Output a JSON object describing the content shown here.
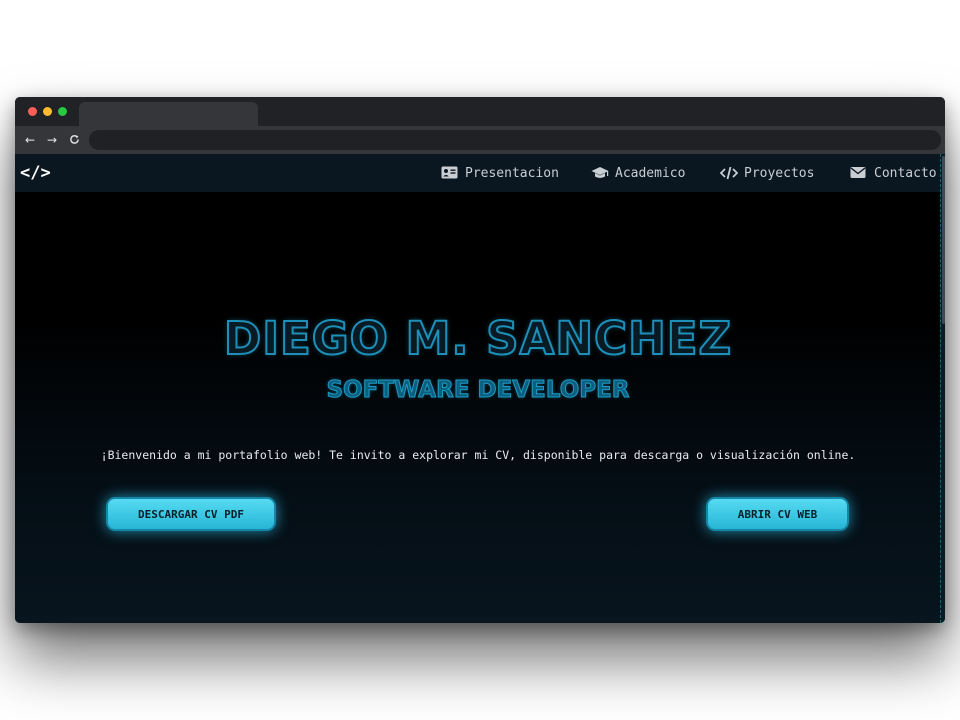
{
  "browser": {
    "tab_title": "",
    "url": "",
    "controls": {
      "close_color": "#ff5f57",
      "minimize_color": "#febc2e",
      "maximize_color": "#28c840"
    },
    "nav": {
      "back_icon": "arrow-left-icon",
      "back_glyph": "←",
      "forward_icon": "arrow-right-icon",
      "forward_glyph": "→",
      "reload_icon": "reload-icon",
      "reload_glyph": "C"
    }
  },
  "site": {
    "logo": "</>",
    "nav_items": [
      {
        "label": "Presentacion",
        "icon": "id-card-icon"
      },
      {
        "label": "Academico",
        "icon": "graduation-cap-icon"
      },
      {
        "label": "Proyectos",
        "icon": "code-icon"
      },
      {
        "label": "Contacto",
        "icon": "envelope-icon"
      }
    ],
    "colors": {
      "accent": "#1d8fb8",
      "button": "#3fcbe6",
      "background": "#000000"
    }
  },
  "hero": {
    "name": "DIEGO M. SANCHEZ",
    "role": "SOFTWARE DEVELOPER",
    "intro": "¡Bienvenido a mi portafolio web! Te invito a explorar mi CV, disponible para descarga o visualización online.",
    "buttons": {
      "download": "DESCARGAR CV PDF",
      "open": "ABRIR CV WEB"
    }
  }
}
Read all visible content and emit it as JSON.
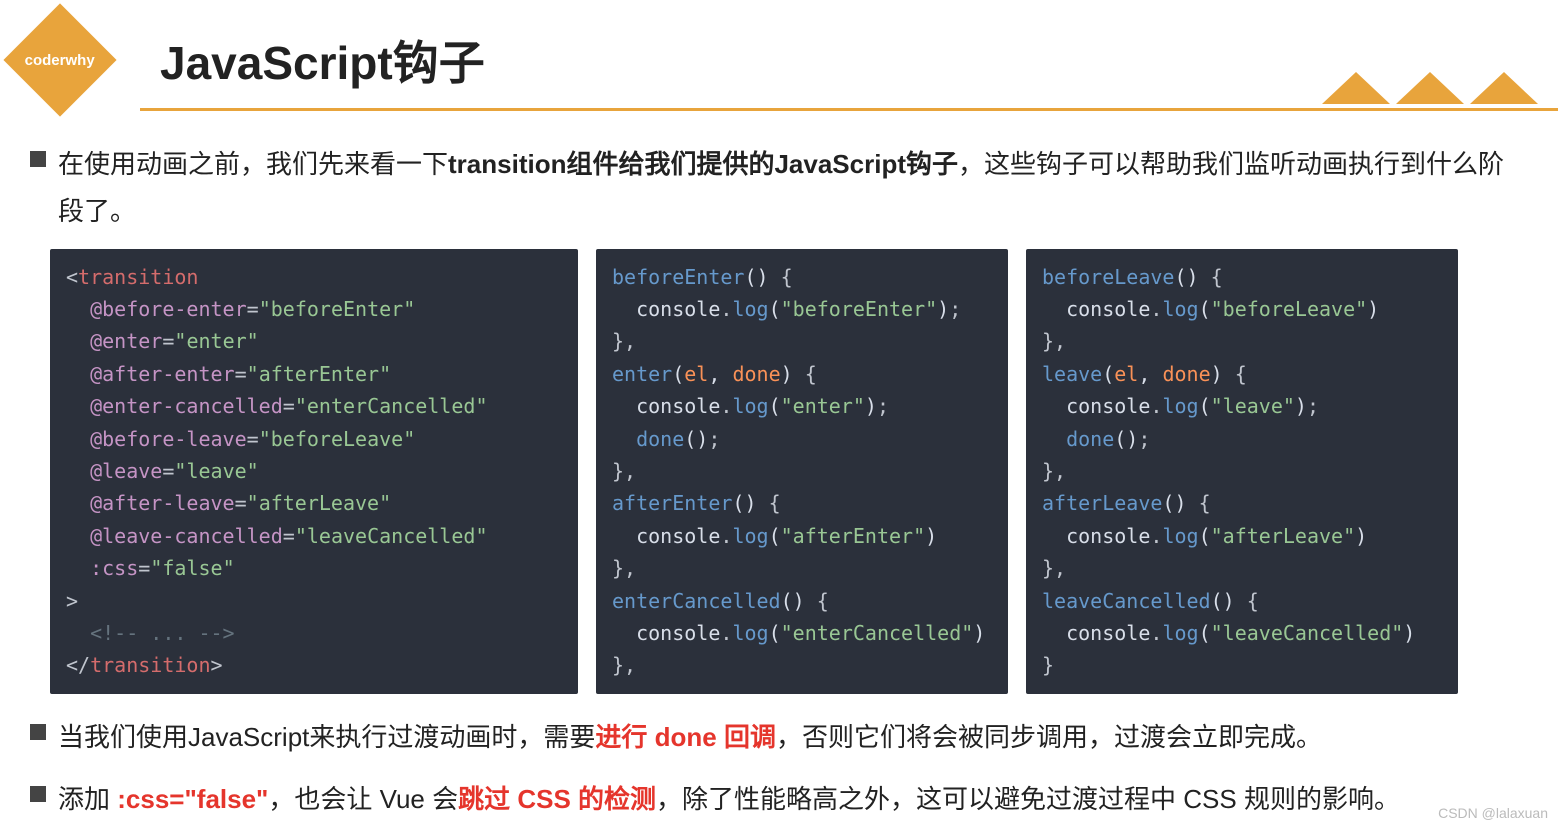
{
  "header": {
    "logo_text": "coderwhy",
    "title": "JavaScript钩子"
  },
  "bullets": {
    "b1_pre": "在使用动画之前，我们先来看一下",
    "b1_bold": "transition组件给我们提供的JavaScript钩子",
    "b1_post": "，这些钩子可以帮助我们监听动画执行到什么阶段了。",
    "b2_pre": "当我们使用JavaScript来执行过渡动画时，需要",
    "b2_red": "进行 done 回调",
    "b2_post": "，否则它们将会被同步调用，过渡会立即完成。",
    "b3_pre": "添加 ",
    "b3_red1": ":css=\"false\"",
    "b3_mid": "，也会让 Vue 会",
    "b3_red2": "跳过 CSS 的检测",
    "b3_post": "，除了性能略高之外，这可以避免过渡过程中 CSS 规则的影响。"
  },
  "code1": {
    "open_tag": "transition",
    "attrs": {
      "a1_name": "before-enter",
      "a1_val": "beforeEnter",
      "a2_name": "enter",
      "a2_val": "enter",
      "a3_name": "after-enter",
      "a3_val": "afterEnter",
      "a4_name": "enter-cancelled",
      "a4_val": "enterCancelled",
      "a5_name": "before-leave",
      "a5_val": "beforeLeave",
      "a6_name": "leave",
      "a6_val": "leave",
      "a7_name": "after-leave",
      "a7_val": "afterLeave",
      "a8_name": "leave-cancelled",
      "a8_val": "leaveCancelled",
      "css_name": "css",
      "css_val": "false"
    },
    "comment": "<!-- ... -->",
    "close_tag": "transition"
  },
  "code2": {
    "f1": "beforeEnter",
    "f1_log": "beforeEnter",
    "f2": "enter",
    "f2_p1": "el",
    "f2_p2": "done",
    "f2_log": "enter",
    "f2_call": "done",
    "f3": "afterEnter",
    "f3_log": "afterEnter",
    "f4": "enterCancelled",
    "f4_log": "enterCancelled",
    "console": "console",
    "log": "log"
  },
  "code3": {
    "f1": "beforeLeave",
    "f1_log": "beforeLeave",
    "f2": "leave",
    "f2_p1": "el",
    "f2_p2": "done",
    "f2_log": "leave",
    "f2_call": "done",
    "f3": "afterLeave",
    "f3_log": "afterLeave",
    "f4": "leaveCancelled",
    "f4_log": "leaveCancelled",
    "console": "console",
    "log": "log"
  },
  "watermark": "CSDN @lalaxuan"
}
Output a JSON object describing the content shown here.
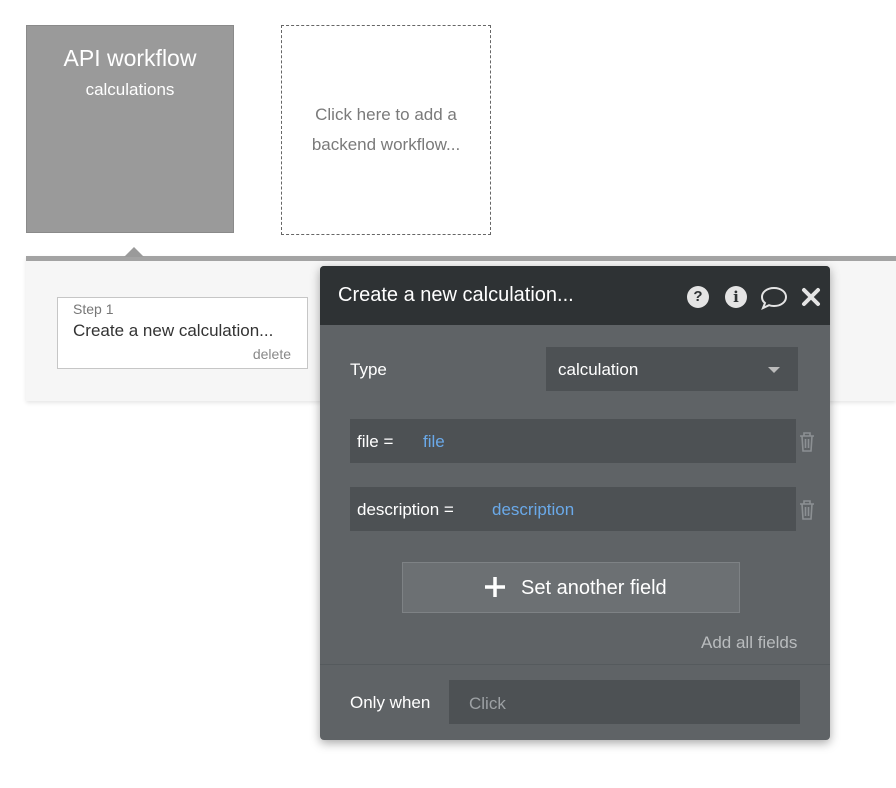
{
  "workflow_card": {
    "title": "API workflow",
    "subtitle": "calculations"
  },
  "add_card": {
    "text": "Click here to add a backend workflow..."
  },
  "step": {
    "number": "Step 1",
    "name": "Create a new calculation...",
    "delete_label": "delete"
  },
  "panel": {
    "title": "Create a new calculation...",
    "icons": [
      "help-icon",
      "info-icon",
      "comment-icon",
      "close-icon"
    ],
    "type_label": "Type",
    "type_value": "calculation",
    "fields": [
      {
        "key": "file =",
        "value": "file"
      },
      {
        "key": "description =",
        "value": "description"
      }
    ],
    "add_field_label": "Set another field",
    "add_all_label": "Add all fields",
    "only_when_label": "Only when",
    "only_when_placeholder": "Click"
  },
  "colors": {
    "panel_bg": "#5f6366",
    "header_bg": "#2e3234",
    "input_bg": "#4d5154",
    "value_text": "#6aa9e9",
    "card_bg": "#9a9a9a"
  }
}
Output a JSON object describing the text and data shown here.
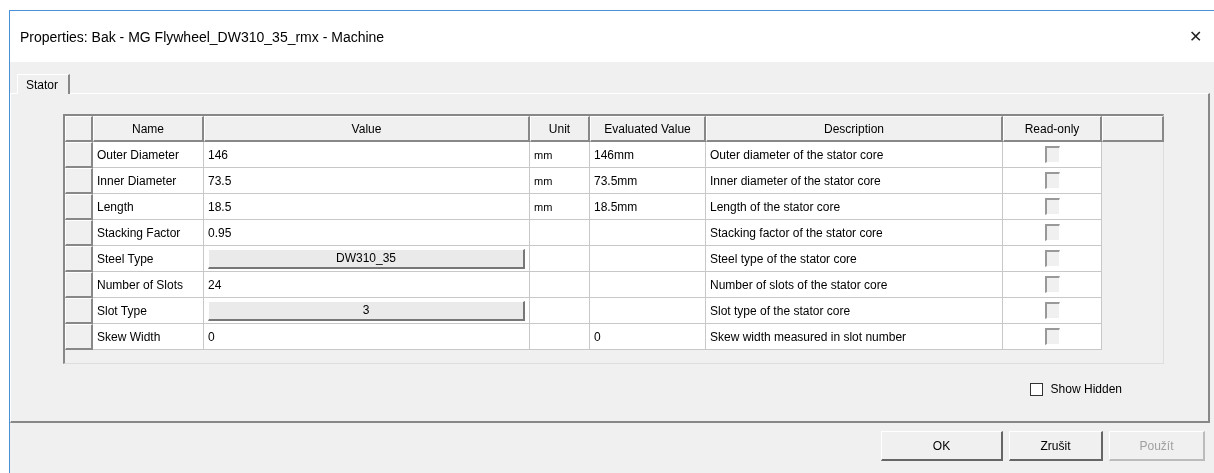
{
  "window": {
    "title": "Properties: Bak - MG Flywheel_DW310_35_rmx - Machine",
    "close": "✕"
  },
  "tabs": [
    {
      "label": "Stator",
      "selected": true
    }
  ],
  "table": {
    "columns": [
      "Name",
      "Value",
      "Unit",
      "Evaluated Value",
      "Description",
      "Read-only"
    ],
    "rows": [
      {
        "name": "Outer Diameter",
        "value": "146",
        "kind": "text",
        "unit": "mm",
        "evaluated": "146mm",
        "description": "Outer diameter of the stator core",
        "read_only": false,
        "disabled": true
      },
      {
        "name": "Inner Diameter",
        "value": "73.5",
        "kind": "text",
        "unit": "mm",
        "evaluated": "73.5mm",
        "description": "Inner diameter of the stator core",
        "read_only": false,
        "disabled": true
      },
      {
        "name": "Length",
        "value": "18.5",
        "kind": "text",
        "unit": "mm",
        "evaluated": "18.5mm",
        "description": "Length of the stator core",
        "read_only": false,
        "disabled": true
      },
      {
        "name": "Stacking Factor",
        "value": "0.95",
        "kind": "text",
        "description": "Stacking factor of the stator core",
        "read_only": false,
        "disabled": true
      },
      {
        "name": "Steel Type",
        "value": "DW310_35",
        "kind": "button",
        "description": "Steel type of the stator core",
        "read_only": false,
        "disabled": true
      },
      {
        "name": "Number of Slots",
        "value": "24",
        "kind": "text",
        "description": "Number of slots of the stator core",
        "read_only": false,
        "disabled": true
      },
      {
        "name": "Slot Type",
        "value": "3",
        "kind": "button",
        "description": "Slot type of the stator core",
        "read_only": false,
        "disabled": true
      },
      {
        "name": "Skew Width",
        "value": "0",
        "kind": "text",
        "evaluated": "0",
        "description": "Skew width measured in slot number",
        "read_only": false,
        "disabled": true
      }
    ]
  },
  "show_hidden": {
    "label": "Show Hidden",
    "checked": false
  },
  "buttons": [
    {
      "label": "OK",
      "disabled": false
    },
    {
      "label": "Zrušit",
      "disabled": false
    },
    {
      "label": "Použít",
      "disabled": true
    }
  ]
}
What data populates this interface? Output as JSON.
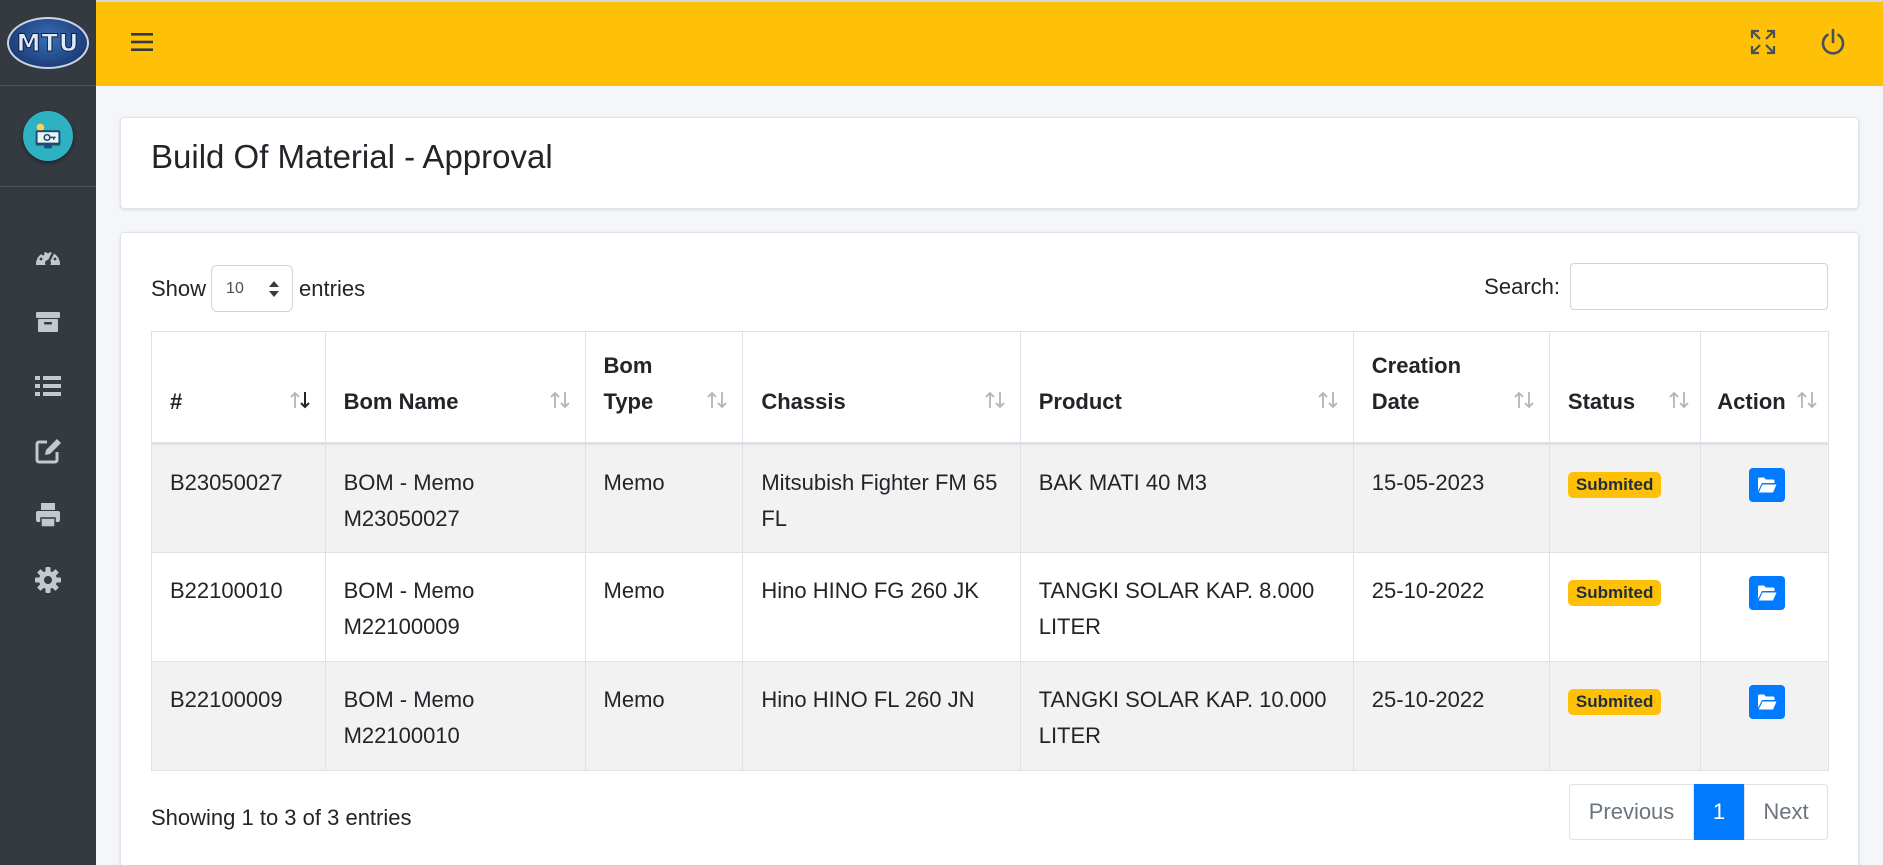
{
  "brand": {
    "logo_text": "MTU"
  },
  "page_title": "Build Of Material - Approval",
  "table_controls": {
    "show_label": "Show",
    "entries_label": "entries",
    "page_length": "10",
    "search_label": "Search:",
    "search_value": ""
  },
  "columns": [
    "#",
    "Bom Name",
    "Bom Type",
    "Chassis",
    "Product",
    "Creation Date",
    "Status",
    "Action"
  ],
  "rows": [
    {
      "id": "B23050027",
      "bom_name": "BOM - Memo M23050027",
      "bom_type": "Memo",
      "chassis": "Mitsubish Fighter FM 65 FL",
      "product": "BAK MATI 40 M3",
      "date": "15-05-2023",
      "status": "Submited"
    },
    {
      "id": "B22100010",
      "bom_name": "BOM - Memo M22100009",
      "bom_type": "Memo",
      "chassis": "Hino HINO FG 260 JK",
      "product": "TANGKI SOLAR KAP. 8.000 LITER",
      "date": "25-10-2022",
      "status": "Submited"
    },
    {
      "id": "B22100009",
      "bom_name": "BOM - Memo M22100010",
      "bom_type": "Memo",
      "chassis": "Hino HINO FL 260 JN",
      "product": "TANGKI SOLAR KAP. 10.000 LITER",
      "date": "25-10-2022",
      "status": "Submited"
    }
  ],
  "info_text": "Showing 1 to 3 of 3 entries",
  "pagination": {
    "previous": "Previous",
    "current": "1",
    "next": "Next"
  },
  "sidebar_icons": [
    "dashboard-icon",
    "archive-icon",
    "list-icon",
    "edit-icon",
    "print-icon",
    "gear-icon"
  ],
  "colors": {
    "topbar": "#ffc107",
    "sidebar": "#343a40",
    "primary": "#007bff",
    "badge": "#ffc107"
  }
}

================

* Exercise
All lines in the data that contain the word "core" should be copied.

* Exercise response
        "description": "Outer diameter of the stator core",
        "description": "Inner diameter of the stator core",
        "description": "Length of the stator core",
        "description": "Stacking factor of the stator core",
        "description": "Steel type of the stator core",
        "description": "Number of slots of the stator core",
        "description": "Slot type of the stator core",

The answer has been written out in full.